When it comes to supertalls, buildings over 984 feet in height, at least seven new developments will be added, with YSL Residences emerging as one of the more significant projects. The 85-floor tower will stand at 383 Yonge Street and is expected to be among the most spectacular mixed-use buildings on the Toronto real estate market. 

The city has even received international praise for its impressive skyscrapers, like the ICE Condominium East II, built in 2015. A year later ICE was recognised as one of the top 10 most amazing skyscrapers in the world by the Emporis Skyscraper Award. Adding to the list of honours, as of 2018, One Bloor is the 10th tallest residential building located outside of Asia. 

Toronto’s Density Dilemma

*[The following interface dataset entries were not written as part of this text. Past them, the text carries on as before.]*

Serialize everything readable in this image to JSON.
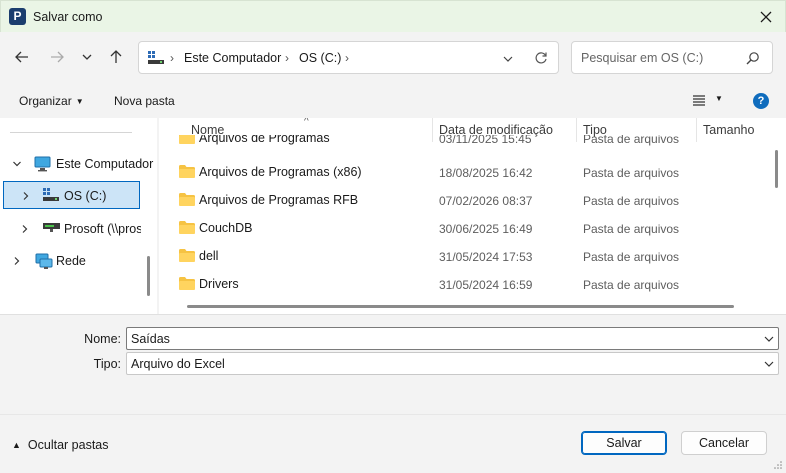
{
  "window": {
    "title": "Salvar como",
    "app_icon_letter": "P"
  },
  "address": {
    "crumbs": [
      "Este Computador",
      "OS (C:)"
    ],
    "separator": "›"
  },
  "search": {
    "placeholder": "Pesquisar em OS (C:)"
  },
  "toolbar": {
    "organize_label": "Organizar",
    "new_folder_label": "Nova pasta",
    "help_label": "?"
  },
  "nav_tree": {
    "items": [
      {
        "label": "Este Computador",
        "icon": "pc-icon"
      },
      {
        "label": "OS (C:)",
        "icon": "drive-icon",
        "selected": true
      },
      {
        "label": "Prosoft (\\\\prosoft)",
        "icon": "network-drive-icon"
      },
      {
        "label": "Rede",
        "icon": "network-icon"
      }
    ]
  },
  "columns": {
    "name": "Nome",
    "date": "Data de modificação",
    "type": "Tipo",
    "size": "Tamanho"
  },
  "files": [
    {
      "name": "Arquivos de Programas",
      "date": "03/11/2025 15:45",
      "type": "Pasta de arquivos"
    },
    {
      "name": "Arquivos de Programas (x86)",
      "date": "18/08/2025 16:42",
      "type": "Pasta de arquivos"
    },
    {
      "name": "Arquivos de Programas RFB",
      "date": "07/02/2026 08:37",
      "type": "Pasta de arquivos"
    },
    {
      "name": "CouchDB",
      "date": "30/06/2025 16:49",
      "type": "Pasta de arquivos"
    },
    {
      "name": "dell",
      "date": "31/05/2024 17:53",
      "type": "Pasta de arquivos"
    },
    {
      "name": "Drivers",
      "date": "31/05/2024 16:59",
      "type": "Pasta de arquivos"
    }
  ],
  "form": {
    "name_label": "Nome:",
    "name_value": "Saídas",
    "type_label": "Tipo:",
    "type_value": "Arquivo do Excel"
  },
  "footer": {
    "hide_folders_label": "Ocultar pastas",
    "save_label": "Salvar",
    "cancel_label": "Cancelar"
  },
  "colors": {
    "title_bg": "#eaf5e6",
    "accent": "#0067c0",
    "selection": "#cce4f7",
    "folder": "#f6c343"
  }
}
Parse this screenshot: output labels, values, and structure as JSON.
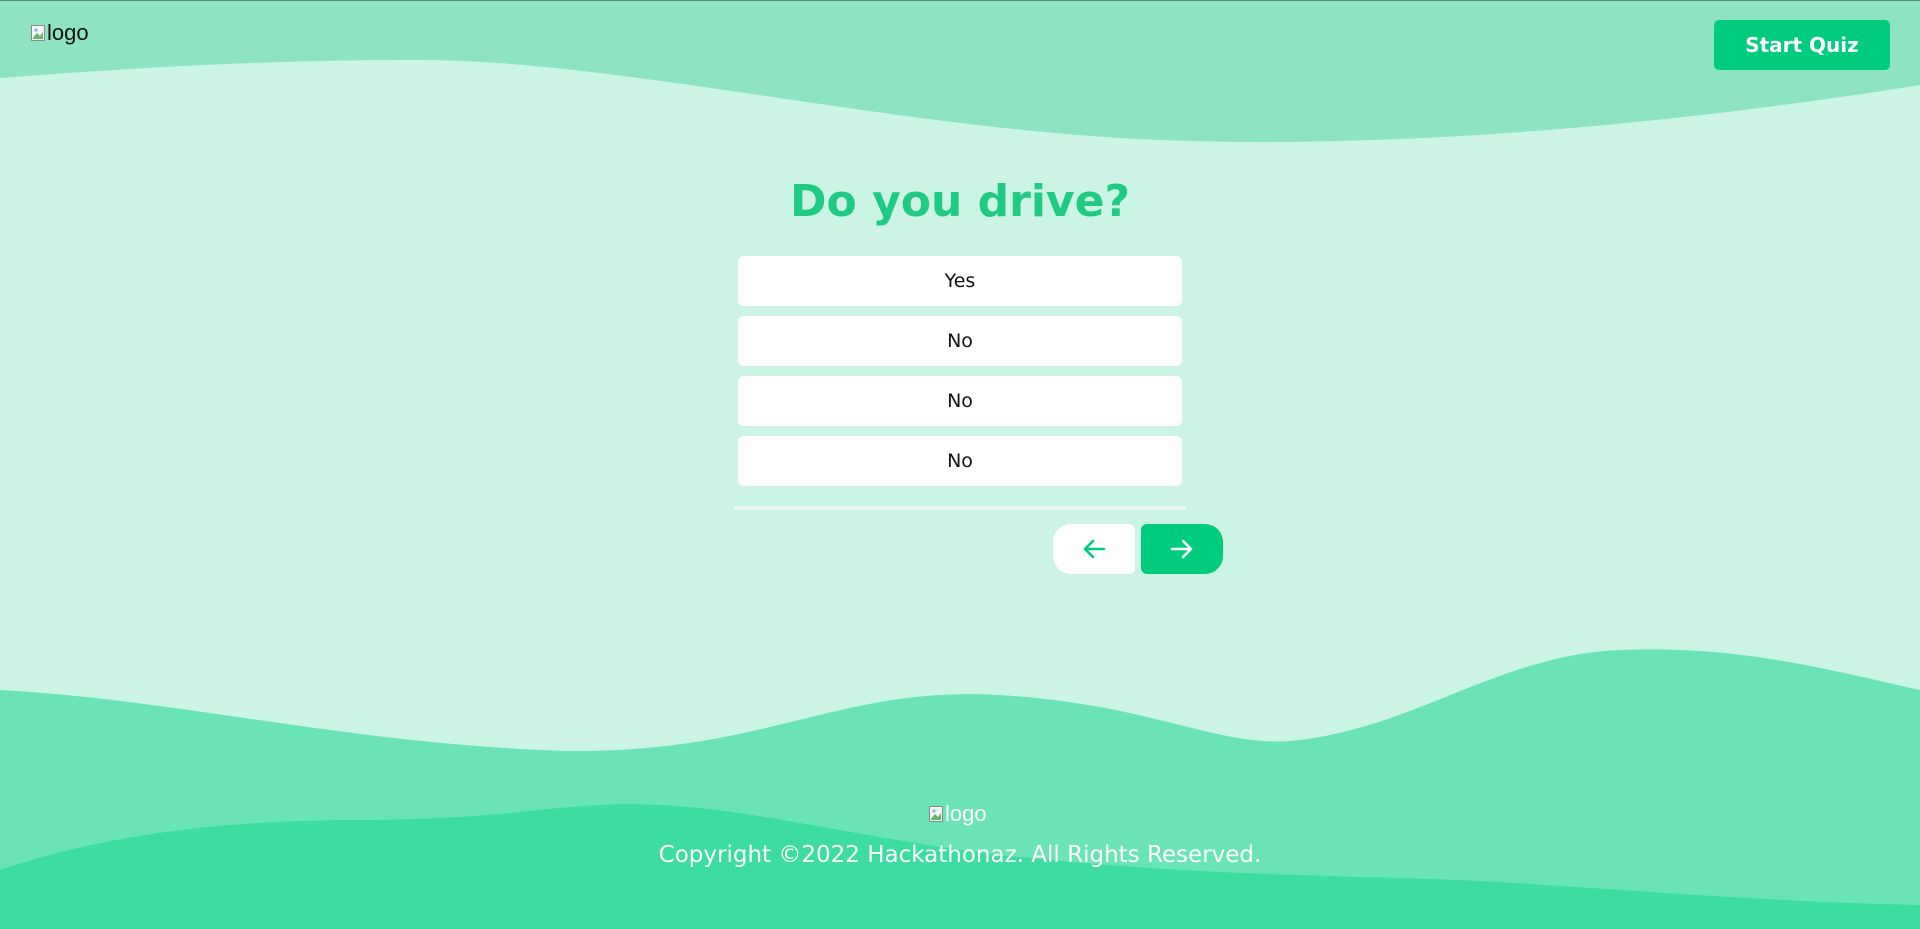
{
  "header": {
    "logo_alt": "logo",
    "start_button_label": "Start Quiz"
  },
  "quiz": {
    "question": "Do you drive?",
    "options": [
      {
        "label": "Yes"
      },
      {
        "label": "No"
      },
      {
        "label": "No"
      },
      {
        "label": "No"
      }
    ]
  },
  "navigation": {
    "prev_icon": "arrow-left-icon",
    "next_icon": "arrow-right-icon"
  },
  "footer": {
    "logo_alt": "logo",
    "copyright": "Copyright ©2022 Hackathonaz. All Rights Reserved."
  },
  "colors": {
    "brand_green": "#00cc7e",
    "heading_green": "#1fcb83",
    "page_background": "#ccf4e4",
    "wave_light": "#8ee3c2",
    "wave_mid": "#6ae3b7",
    "wave_dark": "#3ddca0"
  }
}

Toronto has been trying to manage the population density issue with taller buildings throughout the years, paving the way for other Canadian urban centers. The numerous existing projects as well as the additional residential and mixed-use high-rise buildings that will be added to the city’s landscape are proof that Toronto has chosen the tall route. In fact, with a grand total of 524 towers and high-rises, the city’s tall-building density is surpassed only by that in New York City, Hong Kong, and Chicago.

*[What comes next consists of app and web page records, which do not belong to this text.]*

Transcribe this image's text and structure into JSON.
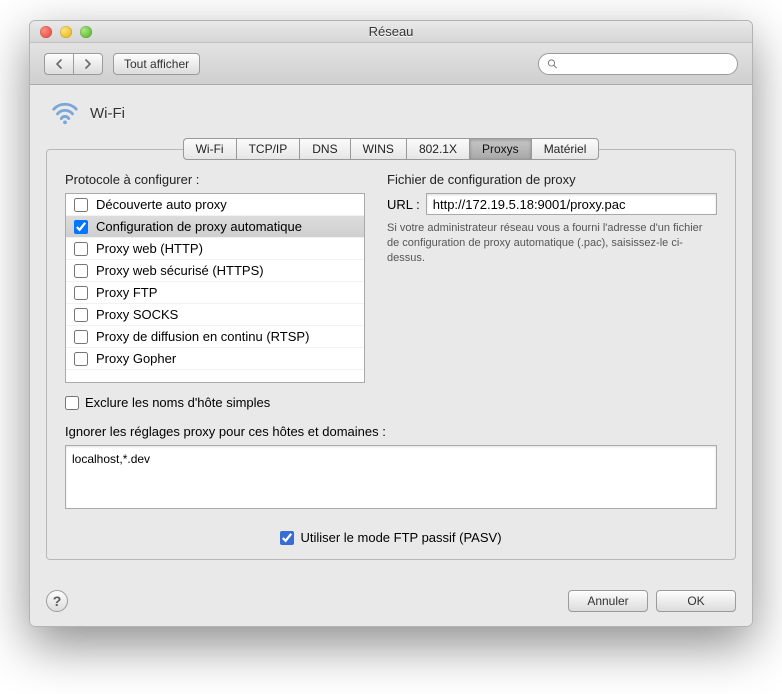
{
  "window": {
    "title": "Réseau"
  },
  "toolbar": {
    "show_all": "Tout afficher",
    "search_placeholder": ""
  },
  "header": {
    "section": "Wi-Fi"
  },
  "tabs": [
    {
      "label": "Wi-Fi"
    },
    {
      "label": "TCP/IP"
    },
    {
      "label": "DNS"
    },
    {
      "label": "WINS"
    },
    {
      "label": "802.1X"
    },
    {
      "label": "Proxys",
      "active": true
    },
    {
      "label": "Matériel"
    }
  ],
  "left": {
    "label": "Protocole à configurer :",
    "protocols": [
      {
        "label": "Découverte auto proxy",
        "checked": false,
        "selected": false
      },
      {
        "label": "Configuration de proxy automatique",
        "checked": true,
        "selected": true
      },
      {
        "label": "Proxy web (HTTP)",
        "checked": false,
        "selected": false
      },
      {
        "label": "Proxy web sécurisé (HTTPS)",
        "checked": false,
        "selected": false
      },
      {
        "label": "Proxy FTP",
        "checked": false,
        "selected": false
      },
      {
        "label": "Proxy SOCKS",
        "checked": false,
        "selected": false
      },
      {
        "label": "Proxy de diffusion en continu (RTSP)",
        "checked": false,
        "selected": false
      },
      {
        "label": "Proxy Gopher",
        "checked": false,
        "selected": false
      }
    ],
    "exclude_simple": {
      "label": "Exclure les noms d'hôte simples",
      "checked": false
    }
  },
  "right": {
    "title": "Fichier de configuration de proxy",
    "url_label": "URL :",
    "url_value": "http://172.19.5.18:9001/proxy.pac",
    "hint": "Si votre administrateur réseau vous a fourni l'adresse d'un fichier de configuration de proxy automatique (.pac), saisissez-le ci-dessus."
  },
  "bypass": {
    "label": "Ignorer les réglages proxy pour ces hôtes et domaines :",
    "value": "localhost,*.dev"
  },
  "pasv": {
    "label": "Utiliser le mode FTP passif (PASV)",
    "checked": true
  },
  "footer": {
    "cancel": "Annuler",
    "ok": "OK"
  }
}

The main attraction of these structures has always been the opportunity they offer to live and work close to the financial district and all the central entertainment venues that are part of the urban lifestyle.

More Affordable Options in Toronto

Buildings are not the only thing on the rise in Toronto, as prices are following suit. According to the most recent numbers from the Toronto Real Estate Board (TREB), the average price of condos in the city has increased by about 6% year over year this February.

Given the housing affordability issues in Toronto, buyers continue to favour condos over semi-detached and detached homes, which are not only expensive to begin with, but have also recorded price jumps. If the average condo price was set at $562,161 in February, semi-detached dwellings reached $832,569, and detached homes got to $980,914.

Based on the city’s statistics, 29.4% of housing is located in apartment buildings that are over five storeys tall, while 14.2% of Torontonians live in buildings that are under five storeys. This means that nearly 44% of residents are living in some sort of apartments. Just 39.6% reside in single-family detached homes, according to the 2016 Census.

As the Point2 Homes research shows, new options are emerging for meeting the city’s density challenge as well as the need for more affordable real estate options. By including townhomes and stacked townhomes into the city’s landscape, in addition to buildings under five floors, missing middle housing could be the way Toronto successfully tackles both dilemmas.